**Task to carry out**
From the records, return each line that has the word "Accessing" in it.
· · · · ·
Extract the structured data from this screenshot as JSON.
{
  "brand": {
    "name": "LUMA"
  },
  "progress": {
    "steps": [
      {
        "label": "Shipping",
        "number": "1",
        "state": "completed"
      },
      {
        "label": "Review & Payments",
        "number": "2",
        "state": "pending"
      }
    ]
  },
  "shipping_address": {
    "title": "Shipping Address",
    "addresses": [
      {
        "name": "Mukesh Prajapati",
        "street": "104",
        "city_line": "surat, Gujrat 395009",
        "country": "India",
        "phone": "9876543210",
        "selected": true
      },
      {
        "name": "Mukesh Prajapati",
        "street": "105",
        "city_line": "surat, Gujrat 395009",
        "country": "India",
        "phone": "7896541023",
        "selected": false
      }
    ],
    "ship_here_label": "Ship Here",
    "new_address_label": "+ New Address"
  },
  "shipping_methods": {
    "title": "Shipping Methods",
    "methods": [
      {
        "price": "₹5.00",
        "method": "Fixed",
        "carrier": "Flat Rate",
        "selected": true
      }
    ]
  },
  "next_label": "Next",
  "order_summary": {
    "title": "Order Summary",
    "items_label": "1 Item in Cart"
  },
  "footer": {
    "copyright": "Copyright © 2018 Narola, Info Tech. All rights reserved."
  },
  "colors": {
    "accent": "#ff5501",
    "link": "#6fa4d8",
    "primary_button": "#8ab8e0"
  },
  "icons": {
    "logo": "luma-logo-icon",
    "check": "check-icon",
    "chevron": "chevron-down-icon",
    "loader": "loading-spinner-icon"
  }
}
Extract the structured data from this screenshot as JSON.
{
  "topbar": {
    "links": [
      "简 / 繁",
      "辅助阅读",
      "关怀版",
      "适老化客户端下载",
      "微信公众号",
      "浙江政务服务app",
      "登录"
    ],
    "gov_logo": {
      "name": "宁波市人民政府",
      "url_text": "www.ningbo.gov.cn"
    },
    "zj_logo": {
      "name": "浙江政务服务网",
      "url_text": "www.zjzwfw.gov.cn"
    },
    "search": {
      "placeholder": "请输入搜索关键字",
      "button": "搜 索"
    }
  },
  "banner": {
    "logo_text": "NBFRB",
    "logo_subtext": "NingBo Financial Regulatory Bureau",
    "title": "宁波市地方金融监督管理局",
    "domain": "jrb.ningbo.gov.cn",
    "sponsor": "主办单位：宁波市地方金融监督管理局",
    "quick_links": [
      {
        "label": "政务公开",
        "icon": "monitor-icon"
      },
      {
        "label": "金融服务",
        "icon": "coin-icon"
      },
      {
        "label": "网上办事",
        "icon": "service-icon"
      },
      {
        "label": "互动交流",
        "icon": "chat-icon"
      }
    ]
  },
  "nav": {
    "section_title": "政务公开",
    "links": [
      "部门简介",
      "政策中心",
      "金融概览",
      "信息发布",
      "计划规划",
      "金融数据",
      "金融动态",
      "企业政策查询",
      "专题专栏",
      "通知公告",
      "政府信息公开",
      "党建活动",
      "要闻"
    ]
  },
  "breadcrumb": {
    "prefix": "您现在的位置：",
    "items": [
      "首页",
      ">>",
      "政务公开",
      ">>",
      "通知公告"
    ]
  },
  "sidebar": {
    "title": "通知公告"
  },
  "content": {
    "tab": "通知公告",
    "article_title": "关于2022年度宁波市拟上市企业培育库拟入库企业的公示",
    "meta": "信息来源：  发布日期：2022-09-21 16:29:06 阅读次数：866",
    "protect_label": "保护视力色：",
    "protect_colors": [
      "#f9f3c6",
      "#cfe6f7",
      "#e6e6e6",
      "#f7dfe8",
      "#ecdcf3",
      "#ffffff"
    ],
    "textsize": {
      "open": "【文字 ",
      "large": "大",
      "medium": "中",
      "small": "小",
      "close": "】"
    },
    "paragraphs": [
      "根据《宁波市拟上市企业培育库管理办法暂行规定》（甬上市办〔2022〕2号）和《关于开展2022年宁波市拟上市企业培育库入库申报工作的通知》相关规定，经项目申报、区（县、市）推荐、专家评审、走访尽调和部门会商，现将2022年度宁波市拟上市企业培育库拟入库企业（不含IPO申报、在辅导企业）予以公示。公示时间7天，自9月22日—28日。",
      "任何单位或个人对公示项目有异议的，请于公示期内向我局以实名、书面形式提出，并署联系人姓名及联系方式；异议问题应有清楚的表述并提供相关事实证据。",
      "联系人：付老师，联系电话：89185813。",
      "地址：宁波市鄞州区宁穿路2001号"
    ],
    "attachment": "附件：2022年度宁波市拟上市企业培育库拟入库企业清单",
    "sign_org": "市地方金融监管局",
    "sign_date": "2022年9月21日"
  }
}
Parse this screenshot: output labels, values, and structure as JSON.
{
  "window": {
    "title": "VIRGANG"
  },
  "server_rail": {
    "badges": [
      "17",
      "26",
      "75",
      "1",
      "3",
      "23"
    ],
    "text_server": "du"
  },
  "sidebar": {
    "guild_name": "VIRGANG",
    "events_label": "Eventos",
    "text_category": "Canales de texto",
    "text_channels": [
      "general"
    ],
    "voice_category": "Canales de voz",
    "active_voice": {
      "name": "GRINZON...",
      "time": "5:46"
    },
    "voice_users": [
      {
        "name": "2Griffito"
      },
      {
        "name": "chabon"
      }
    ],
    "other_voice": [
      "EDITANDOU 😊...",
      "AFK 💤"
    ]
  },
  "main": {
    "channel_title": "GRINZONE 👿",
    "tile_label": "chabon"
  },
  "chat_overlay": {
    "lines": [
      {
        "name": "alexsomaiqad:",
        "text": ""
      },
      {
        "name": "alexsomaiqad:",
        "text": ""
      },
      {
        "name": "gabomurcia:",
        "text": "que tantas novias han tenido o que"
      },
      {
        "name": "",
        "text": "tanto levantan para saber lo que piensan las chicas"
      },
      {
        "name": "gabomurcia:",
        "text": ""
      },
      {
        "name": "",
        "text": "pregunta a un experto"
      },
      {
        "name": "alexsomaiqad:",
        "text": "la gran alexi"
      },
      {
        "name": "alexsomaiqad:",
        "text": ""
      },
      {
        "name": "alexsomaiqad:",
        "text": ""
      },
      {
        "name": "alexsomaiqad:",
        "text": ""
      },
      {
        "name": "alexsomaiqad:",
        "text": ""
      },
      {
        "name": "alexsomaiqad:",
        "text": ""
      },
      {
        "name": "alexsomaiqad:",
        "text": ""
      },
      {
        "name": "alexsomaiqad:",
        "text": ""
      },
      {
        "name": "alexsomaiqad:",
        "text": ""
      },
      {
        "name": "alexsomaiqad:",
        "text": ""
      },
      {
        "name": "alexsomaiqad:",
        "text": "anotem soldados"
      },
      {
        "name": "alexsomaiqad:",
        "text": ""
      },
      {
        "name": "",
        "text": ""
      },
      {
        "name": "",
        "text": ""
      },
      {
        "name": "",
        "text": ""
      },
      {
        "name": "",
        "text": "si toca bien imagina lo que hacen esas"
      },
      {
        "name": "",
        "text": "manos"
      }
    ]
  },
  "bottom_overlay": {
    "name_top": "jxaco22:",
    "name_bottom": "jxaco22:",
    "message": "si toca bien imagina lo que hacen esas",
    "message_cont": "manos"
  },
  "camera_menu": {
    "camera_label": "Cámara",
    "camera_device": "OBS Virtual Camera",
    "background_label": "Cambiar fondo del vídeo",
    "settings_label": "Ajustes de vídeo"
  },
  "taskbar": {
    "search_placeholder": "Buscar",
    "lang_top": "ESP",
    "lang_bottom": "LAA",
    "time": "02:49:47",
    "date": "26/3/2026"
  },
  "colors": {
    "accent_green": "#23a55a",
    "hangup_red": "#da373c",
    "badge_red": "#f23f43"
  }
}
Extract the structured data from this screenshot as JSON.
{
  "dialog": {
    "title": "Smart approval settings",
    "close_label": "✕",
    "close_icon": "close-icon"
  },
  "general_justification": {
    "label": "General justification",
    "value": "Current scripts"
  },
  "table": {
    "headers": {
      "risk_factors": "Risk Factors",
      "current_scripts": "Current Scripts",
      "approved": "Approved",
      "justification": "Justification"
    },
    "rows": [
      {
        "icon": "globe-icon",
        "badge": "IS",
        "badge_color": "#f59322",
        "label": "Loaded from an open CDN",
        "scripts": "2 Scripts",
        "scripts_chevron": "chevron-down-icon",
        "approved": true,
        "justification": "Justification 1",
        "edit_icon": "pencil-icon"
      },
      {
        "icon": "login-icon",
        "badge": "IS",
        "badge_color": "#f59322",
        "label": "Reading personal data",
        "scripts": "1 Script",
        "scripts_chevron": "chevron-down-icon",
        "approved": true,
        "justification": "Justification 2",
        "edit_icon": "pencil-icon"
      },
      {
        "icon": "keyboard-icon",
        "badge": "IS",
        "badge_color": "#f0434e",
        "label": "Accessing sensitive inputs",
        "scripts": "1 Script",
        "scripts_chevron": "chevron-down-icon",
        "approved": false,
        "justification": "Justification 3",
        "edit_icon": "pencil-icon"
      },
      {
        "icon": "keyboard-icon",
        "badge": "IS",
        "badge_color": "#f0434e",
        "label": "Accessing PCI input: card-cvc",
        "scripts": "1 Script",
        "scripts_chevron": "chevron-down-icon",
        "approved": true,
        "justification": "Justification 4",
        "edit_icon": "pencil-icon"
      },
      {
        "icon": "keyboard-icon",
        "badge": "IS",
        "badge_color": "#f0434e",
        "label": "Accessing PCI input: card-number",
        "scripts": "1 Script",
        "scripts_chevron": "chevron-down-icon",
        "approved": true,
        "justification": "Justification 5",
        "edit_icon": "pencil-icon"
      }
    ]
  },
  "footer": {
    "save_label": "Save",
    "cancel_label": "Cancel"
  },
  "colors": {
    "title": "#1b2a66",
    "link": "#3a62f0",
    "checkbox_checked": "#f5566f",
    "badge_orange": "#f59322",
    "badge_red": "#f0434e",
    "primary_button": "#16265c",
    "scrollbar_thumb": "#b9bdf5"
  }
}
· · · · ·
**Solution to this exercise**
        "label": "Accessing sensitive inputs",
        "label": "Accessing PCI input: card-cvc",
        "label": "Accessing PCI input: card-number",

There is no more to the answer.